What is being asked —
An exact reproduction of all the entries is what the answer must contain.

(Web page and app entries)
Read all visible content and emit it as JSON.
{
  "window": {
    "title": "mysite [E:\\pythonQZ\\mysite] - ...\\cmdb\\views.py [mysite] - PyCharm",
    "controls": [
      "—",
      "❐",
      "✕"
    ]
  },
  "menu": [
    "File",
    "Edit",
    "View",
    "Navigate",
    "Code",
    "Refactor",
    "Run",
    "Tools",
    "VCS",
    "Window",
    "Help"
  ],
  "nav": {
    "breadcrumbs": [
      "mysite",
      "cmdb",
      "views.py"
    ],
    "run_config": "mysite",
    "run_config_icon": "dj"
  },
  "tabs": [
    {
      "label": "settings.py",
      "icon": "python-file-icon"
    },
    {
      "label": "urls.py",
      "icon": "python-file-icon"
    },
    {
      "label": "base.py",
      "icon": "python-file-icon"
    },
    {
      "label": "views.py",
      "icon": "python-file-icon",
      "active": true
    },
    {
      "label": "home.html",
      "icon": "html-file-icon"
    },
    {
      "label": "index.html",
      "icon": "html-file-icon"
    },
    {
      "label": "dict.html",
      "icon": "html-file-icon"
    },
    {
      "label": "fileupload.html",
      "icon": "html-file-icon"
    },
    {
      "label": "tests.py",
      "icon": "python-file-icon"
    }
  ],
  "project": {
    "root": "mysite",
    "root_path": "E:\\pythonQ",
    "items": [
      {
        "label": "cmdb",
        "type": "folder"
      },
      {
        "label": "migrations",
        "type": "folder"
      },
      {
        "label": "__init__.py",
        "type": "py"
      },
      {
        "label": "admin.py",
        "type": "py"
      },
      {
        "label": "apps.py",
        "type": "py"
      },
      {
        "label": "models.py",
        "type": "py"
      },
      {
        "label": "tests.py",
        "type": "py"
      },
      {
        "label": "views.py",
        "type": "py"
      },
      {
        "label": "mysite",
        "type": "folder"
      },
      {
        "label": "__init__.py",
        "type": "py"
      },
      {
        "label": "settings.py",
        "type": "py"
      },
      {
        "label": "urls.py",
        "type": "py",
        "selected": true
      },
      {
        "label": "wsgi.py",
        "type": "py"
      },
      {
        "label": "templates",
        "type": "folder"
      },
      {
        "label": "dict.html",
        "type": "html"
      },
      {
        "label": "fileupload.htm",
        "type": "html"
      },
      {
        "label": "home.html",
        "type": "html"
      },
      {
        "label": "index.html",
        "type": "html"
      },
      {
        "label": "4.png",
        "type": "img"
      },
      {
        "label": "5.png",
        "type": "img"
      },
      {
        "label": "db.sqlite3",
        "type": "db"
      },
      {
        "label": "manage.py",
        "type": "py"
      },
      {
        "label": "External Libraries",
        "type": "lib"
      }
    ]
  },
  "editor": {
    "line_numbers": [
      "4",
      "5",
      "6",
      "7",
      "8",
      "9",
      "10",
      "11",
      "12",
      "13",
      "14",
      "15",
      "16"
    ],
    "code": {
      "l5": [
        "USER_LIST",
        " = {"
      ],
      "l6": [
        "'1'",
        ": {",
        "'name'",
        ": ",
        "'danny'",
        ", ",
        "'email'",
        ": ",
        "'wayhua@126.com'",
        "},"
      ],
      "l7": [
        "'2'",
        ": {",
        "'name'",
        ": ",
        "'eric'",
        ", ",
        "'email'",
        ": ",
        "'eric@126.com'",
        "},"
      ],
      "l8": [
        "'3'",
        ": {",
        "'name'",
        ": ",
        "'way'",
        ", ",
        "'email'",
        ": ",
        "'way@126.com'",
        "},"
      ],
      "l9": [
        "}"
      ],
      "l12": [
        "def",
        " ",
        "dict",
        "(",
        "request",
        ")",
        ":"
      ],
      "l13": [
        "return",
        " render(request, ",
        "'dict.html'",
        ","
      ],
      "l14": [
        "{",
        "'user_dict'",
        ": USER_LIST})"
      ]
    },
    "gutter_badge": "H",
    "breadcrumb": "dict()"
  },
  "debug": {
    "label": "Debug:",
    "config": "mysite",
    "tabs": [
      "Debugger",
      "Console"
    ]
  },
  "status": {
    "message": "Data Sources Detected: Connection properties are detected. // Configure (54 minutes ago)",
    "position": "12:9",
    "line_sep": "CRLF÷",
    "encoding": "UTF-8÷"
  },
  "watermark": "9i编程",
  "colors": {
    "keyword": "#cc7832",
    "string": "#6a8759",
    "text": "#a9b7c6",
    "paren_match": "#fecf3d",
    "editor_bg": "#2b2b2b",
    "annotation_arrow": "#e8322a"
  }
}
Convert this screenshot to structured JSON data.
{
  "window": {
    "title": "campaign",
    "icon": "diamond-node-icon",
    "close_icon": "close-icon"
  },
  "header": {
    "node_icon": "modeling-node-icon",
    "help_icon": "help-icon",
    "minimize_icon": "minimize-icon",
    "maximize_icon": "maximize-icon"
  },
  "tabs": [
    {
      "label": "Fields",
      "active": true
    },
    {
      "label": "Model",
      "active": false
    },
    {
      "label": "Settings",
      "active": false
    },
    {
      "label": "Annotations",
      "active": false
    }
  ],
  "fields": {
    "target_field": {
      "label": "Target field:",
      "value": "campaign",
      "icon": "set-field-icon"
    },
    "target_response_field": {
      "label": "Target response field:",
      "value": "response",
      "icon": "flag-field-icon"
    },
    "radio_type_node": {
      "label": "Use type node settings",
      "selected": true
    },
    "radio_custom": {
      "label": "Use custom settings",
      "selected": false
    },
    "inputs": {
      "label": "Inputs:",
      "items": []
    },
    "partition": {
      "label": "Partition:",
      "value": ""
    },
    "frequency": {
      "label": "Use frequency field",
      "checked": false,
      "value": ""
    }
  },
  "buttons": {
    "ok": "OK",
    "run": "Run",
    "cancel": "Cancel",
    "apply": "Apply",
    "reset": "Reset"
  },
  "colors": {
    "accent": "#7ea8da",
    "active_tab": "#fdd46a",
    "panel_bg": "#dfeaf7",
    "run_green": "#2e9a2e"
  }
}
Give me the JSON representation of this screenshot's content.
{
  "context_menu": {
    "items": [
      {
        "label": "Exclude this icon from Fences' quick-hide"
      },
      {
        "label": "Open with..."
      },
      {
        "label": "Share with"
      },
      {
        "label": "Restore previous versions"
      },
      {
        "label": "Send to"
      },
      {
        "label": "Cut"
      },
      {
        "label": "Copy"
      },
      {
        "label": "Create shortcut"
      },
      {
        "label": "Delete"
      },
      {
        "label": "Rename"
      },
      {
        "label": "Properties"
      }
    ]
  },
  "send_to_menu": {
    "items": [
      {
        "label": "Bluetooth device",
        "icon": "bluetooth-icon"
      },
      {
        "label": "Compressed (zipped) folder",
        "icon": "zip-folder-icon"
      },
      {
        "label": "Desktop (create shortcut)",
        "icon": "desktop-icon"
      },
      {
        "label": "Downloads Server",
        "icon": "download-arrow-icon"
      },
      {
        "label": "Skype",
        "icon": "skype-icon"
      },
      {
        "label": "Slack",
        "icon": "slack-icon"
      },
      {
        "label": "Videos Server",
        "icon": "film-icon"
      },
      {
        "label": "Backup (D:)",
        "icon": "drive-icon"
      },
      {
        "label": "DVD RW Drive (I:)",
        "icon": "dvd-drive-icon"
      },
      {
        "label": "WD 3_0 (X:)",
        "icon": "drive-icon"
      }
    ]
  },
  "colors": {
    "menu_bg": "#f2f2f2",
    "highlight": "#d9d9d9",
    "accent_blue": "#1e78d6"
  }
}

Reply to the task —
Read all visible content and emit it as JSON.
{
  "window": {
    "title": "mysite [E:\\pythonQZ\\mysite] - ...\\cmdb\\views.py [mysite] - PyCharm",
    "controls": [
      "—",
      "❐",
      "✕"
    ]
  },
  "menu": [
    "File",
    "Edit",
    "View",
    "Navigate",
    "Code",
    "Refactor",
    "Run",
    "Tools",
    "VCS",
    "Window",
    "Help"
  ],
  "nav": {
    "breadcrumbs": [
      "mysite",
      "cmdb",
      "views.py"
    ],
    "run_config": "mysite",
    "run_config_icon": "dj"
  },
  "tabs": [
    {
      "label": "settings.py",
      "icon": "python-file-icon"
    },
    {
      "label": "urls.py",
      "icon": "python-file-icon"
    },
    {
      "label": "base.py",
      "icon": "python-file-icon"
    },
    {
      "label": "views.py",
      "icon": "python-file-icon",
      "active": true
    },
    {
      "label": "home.html",
      "icon": "html-file-icon"
    },
    {
      "label": "index.html",
      "icon": "html-file-icon"
    },
    {
      "label": "dict.html",
      "icon": "html-file-icon"
    },
    {
      "label": "fileupload.html",
      "icon": "html-file-icon"
    },
    {
      "label": "tests.py",
      "icon": "python-file-icon"
    }
  ],
  "project": {
    "root": "mysite",
    "root_path": "E:\\pythonQ",
    "items": [
      {
        "label": "cmdb",
        "type": "folder"
      },
      {
        "label": "migrations",
        "type": "folder"
      },
      {
        "label": "__init__.py",
        "type": "py"
      },
      {
        "label": "admin.py",
        "type": "py"
      },
      {
        "label": "apps.py",
        "type": "py"
      },
      {
        "label": "models.py",
        "type": "py"
      },
      {
        "label": "tests.py",
        "type": "py"
      },
      {
        "label": "views.py",
        "type": "py"
      },
      {
        "label": "mysite",
        "type": "folder"
      },
      {
        "label": "__init__.py",
        "type": "py"
      },
      {
        "label": "settings.py",
        "type": "py"
      },
      {
        "label": "urls.py",
        "type": "py",
        "selected": true
      },
      {
        "label": "wsgi.py",
        "type": "py"
      },
      {
        "label": "templates",
        "type": "folder"
      },
      {
        "label": "dict.html",
        "type": "html"
      },
      {
        "label": "fileupload.htm",
        "type": "html"
      },
      {
        "label": "home.html",
        "type": "html"
      },
      {
        "label": "index.html",
        "type": "html"
      },
      {
        "label": "4.png",
        "type": "img"
      },
      {
        "label": "5.png",
        "type": "img"
      },
      {
        "label": "db.sqlite3",
        "type": "db"
      },
      {
        "label": "manage.py",
        "type": "py"
      },
      {
        "label": "External Libraries",
        "type": "lib"
      }
    ]
  },
  "editor": {
    "line_numbers": [
      "4",
      "5",
      "6",
      "7",
      "8",
      "9",
      "10",
      "11",
      "12",
      "13",
      "14",
      "15",
      "16"
    ],
    "code": {
      "l5": [
        "USER_LIST",
        " = {"
      ],
      "l6": [
        "'1'",
        ": {",
        "'name'",
        ": ",
        "'danny'",
        ", ",
        "'email'",
        ": ",
        "'wayhua@126.com'",
        "},"
      ],
      "l7": [
        "'2'",
        ": {",
        "'name'",
        ": ",
        "'eric'",
        ", ",
        "'email'",
        ": ",
        "'eric@126.com'",
        "},"
      ],
      "l8": [
        "'3'",
        ": {",
        "'name'",
        ": ",
        "'way'",
        ", ",
        "'email'",
        ": ",
        "'way@126.com'",
        "},"
      ],
      "l9": [
        "}"
      ],
      "l12": [
        "def",
        " ",
        "dict",
        "(",
        "request",
        ")",
        ":"
      ],
      "l13": [
        "return",
        " render(request, ",
        "'dict.html'",
        ","
      ],
      "l14": [
        "{",
        "'user_dict'",
        ": USER_LIST})"
      ]
    },
    "gutter_badge": "H",
    "breadcrumb": "dict()"
  },
  "debug": {
    "label": "Debug:",
    "config": "mysite",
    "tabs": [
      "Debugger",
      "Console"
    ]
  },
  "status": {
    "message": "Data Sources Detected: Connection properties are detected. // Configure (54 minutes ago)",
    "position": "12:9",
    "line_sep": "CRLF÷",
    "encoding": "UTF-8÷"
  },
  "watermark": "9i编程",
  "colors": {
    "keyword": "#cc7832",
    "string": "#6a8759",
    "text": "#a9b7c6",
    "paren_match": "#fecf3d",
    "editor_bg": "#2b2b2b",
    "annotation_arrow": "#e8322a"
  }
}
Convert this screenshot to structured JSON data.
{
  "window": {
    "title": "campaign",
    "icon": "diamond-node-icon",
    "close_icon": "close-icon"
  },
  "header": {
    "node_icon": "modeling-node-icon",
    "help_icon": "help-icon",
    "minimize_icon": "minimize-icon",
    "maximize_icon": "maximize-icon"
  },
  "tabs": [
    {
      "label": "Fields",
      "active": true
    },
    {
      "label": "Model",
      "active": false
    },
    {
      "label": "Settings",
      "active": false
    },
    {
      "label": "Annotations",
      "active": false
    }
  ],
  "fields": {
    "target_field": {
      "label": "Target field:",
      "value": "campaign",
      "icon": "set-field-icon"
    },
    "target_response_field": {
      "label": "Target response field:",
      "value": "response",
      "icon": "flag-field-icon"
    },
    "radio_type_node": {
      "label": "Use type node settings",
      "selected": true
    },
    "radio_custom": {
      "label": "Use custom settings",
      "selected": false
    },
    "inputs": {
      "label": "Inputs:",
      "items": []
    },
    "partition": {
      "label": "Partition:",
      "value": ""
    },
    "frequency": {
      "label": "Use frequency field",
      "checked": false,
      "value": ""
    }
  },
  "buttons": {
    "ok": "OK",
    "run": "Run",
    "cancel": "Cancel",
    "apply": "Apply",
    "reset": "Reset"
  },
  "colors": {
    "accent": "#7ea8da",
    "active_tab": "#fdd46a",
    "panel_bg": "#dfeaf7",
    "run_green": "#2e9a2e"
  }
}
Give me the JSON representation of this screenshot's content.
{
  "context_menu": {
    "items": [
      {
        "label": "Exclude this icon from Fences' quick-hide"
      },
      {
        "label": "Open with..."
      },
      {
        "label": "Share with"
      },
      {
        "label": "Restore previous versions"
      },
      {
        "label": "Send to"
      },
      {
        "label": "Cut"
      },
      {
        "label": "Copy"
      },
      {
        "label": "Create shortcut"
      },
      {
        "label": "Delete"
      },
      {
        "label": "Rename"
      },
      {
        "label": "Properties"
      }
    ]
  },
  "send_to_menu": {
    "items": [
      {
        "label": "Bluetooth device",
        "icon": "bluetooth-icon"
      },
      {
        "label": "Compressed (zipped) folder",
        "icon": "zip-folder-icon"
      },
      {
        "label": "Desktop (create shortcut)",
        "icon": "desktop-icon"
      },
      {
        "label": "Downloads Server",
        "icon": "download-arrow-icon"
      },
      {
        "label": "Skype",
        "icon": "skype-icon"
      },
      {
        "label": "Slack",
        "icon": "slack-icon"
      },
      {
        "label": "Videos Server",
        "icon": "film-icon"
      },
      {
        "label": "Backup (D:)",
        "icon": "drive-icon"
      },
      {
        "label": "DVD RW Drive (I:)",
        "icon": "dvd-drive-icon"
      },
      {
        "label": "WD 3_0 (X:)",
        "icon": "drive-icon"
      }
    ]
  },
  "colors": {
    "menu_bg": "#f2f2f2",
    "highlight": "#d9d9d9",
    "accent_blue": "#1e78d6"
  }
}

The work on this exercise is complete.